## Task instructions:
Once you have read the records below, report how many lines contain the word "content", and give nothing besides that number.
#### Dataset
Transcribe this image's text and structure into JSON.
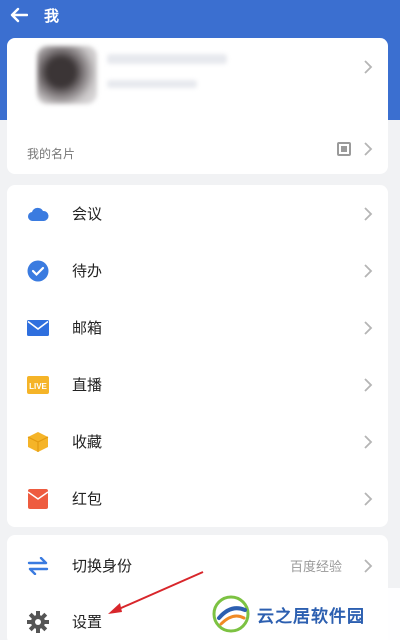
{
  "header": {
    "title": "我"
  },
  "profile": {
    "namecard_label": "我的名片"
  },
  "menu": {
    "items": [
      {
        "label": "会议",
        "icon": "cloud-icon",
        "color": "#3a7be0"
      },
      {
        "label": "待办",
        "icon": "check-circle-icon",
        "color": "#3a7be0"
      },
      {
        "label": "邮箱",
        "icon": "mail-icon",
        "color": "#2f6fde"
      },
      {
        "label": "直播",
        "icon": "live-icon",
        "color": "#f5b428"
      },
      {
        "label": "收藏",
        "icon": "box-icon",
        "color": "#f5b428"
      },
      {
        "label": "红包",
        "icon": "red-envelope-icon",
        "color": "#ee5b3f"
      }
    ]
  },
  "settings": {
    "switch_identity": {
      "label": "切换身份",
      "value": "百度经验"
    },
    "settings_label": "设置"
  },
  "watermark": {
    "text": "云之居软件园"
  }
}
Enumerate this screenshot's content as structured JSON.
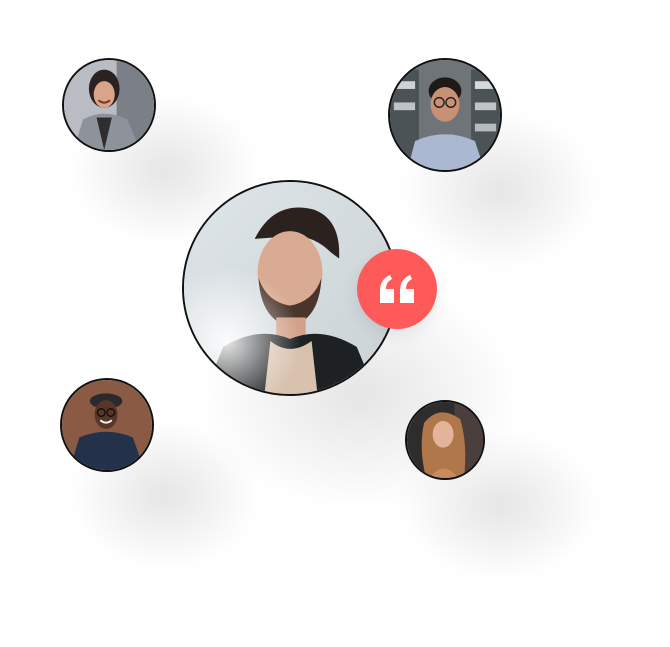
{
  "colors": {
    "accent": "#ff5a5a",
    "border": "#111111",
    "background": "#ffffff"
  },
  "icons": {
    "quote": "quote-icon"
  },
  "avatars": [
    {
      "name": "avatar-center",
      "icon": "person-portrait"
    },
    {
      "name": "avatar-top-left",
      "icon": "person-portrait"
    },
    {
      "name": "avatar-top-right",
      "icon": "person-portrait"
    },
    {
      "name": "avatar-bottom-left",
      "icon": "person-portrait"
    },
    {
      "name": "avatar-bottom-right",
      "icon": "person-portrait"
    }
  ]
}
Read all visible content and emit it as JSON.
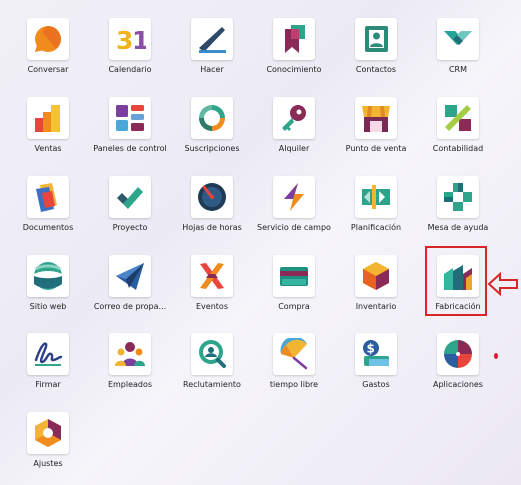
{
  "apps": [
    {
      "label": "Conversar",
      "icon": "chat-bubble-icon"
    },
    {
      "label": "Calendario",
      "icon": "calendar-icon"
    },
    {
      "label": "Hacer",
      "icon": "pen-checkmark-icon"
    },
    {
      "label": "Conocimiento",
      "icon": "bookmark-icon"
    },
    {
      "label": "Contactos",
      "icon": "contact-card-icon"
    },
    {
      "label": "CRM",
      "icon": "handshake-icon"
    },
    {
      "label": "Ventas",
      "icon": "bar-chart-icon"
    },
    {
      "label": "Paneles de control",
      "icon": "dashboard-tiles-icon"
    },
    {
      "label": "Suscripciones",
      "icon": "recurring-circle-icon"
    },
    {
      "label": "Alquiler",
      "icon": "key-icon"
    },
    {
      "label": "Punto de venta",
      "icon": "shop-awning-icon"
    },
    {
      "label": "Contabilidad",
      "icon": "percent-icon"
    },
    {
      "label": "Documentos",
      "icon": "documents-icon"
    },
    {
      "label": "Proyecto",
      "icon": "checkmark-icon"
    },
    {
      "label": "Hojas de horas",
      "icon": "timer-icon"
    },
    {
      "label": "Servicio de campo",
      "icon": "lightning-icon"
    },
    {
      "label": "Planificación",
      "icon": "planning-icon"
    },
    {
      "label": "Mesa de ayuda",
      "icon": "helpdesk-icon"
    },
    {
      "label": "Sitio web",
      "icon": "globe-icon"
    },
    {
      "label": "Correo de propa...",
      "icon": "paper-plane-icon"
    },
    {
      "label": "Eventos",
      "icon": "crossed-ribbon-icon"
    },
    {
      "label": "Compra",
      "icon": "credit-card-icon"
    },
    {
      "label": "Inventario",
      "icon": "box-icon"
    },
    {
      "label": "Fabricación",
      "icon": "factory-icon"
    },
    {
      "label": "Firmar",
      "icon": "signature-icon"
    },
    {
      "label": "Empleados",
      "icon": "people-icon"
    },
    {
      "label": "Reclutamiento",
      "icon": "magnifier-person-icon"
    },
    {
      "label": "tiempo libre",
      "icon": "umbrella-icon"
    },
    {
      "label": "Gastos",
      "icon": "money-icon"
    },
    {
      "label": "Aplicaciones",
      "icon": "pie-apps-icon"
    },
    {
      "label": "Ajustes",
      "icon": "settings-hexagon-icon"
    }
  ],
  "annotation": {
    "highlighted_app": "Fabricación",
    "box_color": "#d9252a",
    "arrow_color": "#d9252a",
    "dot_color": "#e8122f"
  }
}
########
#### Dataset
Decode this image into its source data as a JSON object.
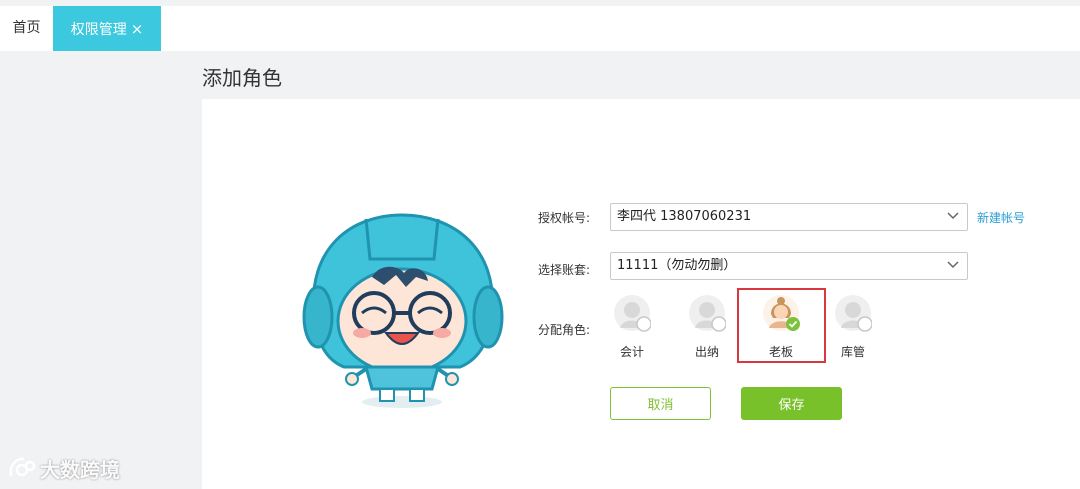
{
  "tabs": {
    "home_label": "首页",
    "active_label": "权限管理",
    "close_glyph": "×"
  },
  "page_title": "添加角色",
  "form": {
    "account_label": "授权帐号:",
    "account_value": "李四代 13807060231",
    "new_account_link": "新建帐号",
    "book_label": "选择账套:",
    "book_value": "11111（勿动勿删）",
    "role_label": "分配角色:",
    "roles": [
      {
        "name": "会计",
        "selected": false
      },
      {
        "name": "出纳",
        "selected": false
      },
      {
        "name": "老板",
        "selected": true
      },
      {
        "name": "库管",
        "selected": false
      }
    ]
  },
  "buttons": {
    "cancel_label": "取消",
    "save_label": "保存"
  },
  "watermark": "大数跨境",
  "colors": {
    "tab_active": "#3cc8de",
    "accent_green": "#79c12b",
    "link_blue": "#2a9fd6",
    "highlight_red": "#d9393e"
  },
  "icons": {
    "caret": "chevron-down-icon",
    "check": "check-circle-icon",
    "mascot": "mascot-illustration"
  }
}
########
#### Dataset
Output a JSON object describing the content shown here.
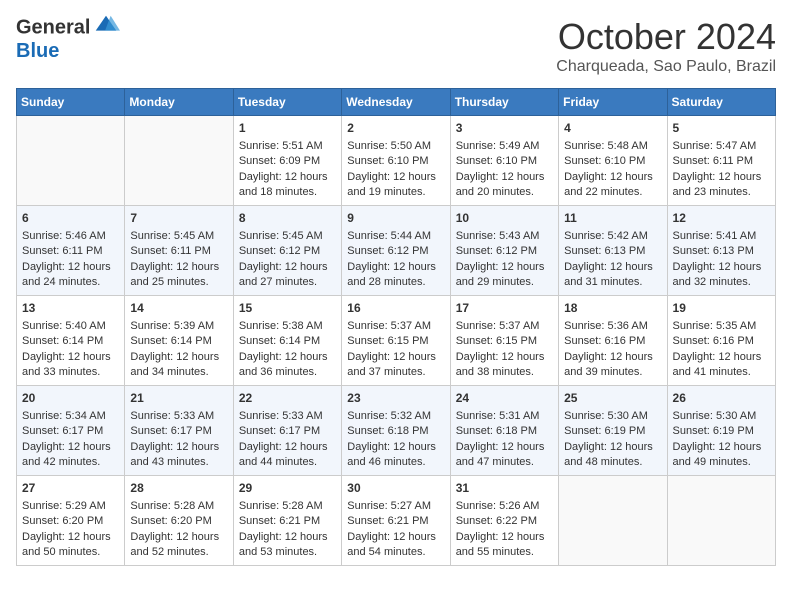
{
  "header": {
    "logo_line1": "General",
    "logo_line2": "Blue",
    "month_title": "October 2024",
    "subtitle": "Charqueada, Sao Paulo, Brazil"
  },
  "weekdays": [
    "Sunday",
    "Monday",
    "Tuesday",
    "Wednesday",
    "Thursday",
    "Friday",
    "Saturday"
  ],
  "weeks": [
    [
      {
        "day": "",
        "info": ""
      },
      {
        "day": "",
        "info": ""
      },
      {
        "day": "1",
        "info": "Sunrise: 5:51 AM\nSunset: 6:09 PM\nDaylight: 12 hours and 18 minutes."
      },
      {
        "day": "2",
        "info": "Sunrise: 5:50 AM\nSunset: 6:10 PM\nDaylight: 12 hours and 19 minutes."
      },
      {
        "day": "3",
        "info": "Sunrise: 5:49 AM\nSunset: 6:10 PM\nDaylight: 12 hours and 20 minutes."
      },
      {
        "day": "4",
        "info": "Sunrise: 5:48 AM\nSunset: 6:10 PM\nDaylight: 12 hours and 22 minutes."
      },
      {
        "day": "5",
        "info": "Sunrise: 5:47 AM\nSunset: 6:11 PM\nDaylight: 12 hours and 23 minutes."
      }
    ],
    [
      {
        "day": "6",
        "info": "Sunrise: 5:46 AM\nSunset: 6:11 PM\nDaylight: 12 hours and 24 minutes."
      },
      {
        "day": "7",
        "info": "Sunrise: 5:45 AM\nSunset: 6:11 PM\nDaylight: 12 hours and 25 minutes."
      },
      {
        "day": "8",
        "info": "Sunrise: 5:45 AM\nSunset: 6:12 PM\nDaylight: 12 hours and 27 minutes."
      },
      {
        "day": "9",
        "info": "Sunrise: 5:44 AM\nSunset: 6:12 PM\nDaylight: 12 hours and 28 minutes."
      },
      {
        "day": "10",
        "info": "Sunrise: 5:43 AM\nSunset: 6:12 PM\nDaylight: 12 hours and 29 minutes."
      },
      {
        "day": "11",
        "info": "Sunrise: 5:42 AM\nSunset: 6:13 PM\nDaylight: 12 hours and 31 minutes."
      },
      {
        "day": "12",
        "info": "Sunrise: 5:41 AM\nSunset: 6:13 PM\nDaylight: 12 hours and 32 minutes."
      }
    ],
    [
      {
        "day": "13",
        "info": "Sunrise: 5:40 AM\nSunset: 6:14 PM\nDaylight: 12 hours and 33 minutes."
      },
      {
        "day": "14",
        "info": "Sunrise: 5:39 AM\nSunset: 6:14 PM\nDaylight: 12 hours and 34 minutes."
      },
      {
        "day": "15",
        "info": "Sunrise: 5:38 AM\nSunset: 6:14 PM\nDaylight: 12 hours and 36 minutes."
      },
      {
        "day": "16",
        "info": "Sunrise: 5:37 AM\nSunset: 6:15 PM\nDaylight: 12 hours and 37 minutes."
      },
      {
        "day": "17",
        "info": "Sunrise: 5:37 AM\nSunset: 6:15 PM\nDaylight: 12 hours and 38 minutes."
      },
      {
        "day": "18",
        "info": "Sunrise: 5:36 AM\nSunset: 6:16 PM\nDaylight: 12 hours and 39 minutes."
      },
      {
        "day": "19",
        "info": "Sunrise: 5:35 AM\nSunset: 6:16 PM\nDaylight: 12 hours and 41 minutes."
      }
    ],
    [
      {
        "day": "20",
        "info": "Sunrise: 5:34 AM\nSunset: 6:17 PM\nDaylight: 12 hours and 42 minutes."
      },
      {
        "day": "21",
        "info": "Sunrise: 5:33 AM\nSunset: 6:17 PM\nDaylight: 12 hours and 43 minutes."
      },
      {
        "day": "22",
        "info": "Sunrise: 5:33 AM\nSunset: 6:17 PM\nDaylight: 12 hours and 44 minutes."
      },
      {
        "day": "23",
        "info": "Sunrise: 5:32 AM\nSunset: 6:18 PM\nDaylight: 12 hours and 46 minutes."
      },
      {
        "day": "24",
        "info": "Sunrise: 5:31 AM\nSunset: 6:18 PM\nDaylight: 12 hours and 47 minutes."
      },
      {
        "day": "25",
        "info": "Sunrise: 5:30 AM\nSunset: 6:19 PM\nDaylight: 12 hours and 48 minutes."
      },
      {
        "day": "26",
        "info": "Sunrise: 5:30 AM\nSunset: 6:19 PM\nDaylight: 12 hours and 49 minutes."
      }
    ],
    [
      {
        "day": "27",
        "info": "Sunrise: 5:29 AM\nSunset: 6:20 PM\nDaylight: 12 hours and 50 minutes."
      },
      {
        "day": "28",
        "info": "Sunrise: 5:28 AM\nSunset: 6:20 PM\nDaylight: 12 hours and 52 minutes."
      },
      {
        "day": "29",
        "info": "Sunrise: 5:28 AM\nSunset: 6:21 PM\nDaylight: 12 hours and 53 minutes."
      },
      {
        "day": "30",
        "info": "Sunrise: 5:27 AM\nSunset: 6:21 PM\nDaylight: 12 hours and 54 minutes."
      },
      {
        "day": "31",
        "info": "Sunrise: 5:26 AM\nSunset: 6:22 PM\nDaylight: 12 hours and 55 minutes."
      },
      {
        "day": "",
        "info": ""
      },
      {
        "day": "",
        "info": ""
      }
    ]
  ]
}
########
## Task result:
3